## Activity:
List each line of the data that holds the string "grid", please.

## Records shown:
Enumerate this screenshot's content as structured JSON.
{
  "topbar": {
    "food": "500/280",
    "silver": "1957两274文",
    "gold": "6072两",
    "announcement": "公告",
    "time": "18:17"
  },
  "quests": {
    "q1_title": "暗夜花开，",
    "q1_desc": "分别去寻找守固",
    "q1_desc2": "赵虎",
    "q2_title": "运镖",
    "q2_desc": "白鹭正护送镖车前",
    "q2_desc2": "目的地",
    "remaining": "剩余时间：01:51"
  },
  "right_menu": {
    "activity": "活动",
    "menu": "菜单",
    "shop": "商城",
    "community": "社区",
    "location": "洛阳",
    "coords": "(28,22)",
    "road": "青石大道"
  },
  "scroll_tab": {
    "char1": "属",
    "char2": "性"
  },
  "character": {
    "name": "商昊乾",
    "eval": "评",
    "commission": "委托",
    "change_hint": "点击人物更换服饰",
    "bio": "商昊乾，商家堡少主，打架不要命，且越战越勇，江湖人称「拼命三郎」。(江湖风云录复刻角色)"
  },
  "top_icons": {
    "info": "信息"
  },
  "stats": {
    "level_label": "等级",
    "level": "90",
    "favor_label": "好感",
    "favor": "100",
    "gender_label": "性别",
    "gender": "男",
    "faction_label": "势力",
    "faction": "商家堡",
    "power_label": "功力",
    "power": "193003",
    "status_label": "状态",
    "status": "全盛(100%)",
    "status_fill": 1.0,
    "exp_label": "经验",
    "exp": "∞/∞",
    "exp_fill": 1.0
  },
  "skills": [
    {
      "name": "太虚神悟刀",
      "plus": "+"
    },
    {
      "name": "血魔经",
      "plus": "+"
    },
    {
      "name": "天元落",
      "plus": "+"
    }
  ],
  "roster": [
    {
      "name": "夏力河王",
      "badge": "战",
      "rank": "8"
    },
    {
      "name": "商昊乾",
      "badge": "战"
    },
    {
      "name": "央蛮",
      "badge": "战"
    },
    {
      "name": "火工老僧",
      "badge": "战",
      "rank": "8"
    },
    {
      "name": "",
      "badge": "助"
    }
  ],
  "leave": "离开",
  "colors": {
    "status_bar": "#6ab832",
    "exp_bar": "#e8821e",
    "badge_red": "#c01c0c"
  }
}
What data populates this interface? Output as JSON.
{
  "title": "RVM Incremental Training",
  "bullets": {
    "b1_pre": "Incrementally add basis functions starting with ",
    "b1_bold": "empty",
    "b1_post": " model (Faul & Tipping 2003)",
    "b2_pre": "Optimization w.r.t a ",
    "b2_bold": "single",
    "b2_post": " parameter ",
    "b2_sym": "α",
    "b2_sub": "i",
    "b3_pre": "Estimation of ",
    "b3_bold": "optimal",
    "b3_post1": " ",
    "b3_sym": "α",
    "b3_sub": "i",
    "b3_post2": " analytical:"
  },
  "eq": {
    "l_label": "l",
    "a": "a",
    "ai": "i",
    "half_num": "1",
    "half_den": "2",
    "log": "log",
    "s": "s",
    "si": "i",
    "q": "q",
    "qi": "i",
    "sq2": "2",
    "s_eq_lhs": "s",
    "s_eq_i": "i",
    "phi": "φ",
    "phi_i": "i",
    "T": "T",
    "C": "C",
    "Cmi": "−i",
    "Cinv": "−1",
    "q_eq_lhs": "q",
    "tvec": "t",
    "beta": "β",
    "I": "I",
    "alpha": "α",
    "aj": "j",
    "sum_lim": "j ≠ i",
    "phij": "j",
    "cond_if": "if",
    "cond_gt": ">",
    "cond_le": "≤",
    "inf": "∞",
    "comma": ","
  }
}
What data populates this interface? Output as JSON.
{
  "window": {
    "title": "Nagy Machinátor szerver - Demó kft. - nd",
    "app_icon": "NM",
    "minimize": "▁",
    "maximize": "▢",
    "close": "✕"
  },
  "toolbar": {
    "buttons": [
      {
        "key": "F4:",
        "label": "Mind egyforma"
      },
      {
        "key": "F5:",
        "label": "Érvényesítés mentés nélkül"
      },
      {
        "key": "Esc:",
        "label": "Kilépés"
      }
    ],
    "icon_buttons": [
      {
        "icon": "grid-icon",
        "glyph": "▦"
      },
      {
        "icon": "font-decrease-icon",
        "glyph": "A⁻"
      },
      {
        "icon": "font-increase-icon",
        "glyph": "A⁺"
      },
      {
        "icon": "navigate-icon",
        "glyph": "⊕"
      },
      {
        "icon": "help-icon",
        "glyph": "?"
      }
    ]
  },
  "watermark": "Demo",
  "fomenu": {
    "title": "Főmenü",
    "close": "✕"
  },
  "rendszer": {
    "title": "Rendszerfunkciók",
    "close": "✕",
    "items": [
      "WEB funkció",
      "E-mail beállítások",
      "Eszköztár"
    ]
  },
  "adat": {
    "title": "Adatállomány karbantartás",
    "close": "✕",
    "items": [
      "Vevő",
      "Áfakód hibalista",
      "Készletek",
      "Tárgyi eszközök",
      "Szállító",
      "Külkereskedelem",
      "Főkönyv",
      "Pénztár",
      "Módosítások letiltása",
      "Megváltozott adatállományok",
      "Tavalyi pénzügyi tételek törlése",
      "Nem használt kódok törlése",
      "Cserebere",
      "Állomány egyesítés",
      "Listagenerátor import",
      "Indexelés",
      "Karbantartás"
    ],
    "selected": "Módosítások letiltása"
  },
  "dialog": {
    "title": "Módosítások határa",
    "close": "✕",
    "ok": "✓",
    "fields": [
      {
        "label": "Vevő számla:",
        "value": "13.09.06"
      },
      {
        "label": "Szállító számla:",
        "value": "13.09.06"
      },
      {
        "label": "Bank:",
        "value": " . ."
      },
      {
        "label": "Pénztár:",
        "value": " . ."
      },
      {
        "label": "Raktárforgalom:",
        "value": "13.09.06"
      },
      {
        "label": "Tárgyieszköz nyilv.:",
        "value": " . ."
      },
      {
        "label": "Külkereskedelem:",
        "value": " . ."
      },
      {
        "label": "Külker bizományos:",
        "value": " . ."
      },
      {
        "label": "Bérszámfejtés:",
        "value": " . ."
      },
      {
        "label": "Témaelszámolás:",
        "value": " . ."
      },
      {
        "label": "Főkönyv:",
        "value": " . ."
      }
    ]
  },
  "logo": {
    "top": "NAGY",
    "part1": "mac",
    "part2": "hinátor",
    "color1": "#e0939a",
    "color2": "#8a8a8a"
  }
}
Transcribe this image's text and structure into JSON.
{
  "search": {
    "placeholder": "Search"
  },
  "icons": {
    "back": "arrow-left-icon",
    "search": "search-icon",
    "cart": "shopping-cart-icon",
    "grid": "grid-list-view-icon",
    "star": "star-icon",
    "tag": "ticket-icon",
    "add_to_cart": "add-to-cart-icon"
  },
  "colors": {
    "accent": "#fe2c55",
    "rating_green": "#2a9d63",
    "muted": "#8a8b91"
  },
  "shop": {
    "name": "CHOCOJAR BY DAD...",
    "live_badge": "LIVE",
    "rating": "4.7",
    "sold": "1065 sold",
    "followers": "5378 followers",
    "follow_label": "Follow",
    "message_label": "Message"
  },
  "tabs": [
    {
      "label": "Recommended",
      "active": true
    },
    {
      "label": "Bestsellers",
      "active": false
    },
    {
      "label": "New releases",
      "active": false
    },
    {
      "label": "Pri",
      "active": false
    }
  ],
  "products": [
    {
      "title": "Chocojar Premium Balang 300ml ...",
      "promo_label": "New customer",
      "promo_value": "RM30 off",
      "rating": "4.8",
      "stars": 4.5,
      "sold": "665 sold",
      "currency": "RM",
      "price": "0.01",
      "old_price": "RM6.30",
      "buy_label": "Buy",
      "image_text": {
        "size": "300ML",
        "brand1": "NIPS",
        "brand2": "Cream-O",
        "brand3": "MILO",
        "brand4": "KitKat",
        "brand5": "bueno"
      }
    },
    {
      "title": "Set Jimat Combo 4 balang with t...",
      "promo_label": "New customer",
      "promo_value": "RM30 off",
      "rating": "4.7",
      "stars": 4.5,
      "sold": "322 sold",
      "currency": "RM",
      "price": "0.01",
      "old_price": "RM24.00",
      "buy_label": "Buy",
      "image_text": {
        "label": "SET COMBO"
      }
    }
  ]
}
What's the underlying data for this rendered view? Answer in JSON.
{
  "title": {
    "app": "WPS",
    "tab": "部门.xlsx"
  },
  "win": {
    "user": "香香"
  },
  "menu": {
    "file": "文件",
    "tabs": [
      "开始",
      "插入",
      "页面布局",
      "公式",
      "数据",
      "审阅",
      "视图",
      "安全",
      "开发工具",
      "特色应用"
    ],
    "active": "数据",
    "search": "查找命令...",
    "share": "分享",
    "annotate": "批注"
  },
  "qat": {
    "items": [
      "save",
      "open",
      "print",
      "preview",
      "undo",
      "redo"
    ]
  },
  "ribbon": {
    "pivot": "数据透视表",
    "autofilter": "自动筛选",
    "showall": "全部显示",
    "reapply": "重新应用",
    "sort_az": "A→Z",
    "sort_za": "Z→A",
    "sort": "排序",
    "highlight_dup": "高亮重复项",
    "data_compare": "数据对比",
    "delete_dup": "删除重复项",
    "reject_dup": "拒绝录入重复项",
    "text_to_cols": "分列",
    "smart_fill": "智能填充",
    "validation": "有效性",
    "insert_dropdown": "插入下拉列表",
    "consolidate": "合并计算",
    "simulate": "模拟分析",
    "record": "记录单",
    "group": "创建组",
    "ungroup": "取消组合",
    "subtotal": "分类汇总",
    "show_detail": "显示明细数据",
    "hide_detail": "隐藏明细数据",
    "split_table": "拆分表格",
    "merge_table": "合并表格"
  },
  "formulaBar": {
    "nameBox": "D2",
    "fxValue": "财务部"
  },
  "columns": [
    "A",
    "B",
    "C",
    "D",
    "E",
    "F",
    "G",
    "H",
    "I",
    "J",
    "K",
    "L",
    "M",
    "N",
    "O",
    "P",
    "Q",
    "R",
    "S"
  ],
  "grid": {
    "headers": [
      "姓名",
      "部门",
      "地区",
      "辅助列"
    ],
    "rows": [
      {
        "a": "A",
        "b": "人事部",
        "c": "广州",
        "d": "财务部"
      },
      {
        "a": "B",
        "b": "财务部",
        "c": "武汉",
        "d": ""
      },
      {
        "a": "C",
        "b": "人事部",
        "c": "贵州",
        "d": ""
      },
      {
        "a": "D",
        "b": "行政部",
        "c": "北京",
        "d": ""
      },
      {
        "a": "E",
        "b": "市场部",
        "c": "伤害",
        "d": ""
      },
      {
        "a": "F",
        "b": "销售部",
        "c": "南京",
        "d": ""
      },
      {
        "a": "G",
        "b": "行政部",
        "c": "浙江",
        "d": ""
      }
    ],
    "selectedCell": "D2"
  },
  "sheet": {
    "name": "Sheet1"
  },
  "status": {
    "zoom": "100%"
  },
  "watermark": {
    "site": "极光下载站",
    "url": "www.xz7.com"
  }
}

## Exercise response:
        "icon": "grid-icon",
    "grid": "grid-list-view-icon",
  "grid": {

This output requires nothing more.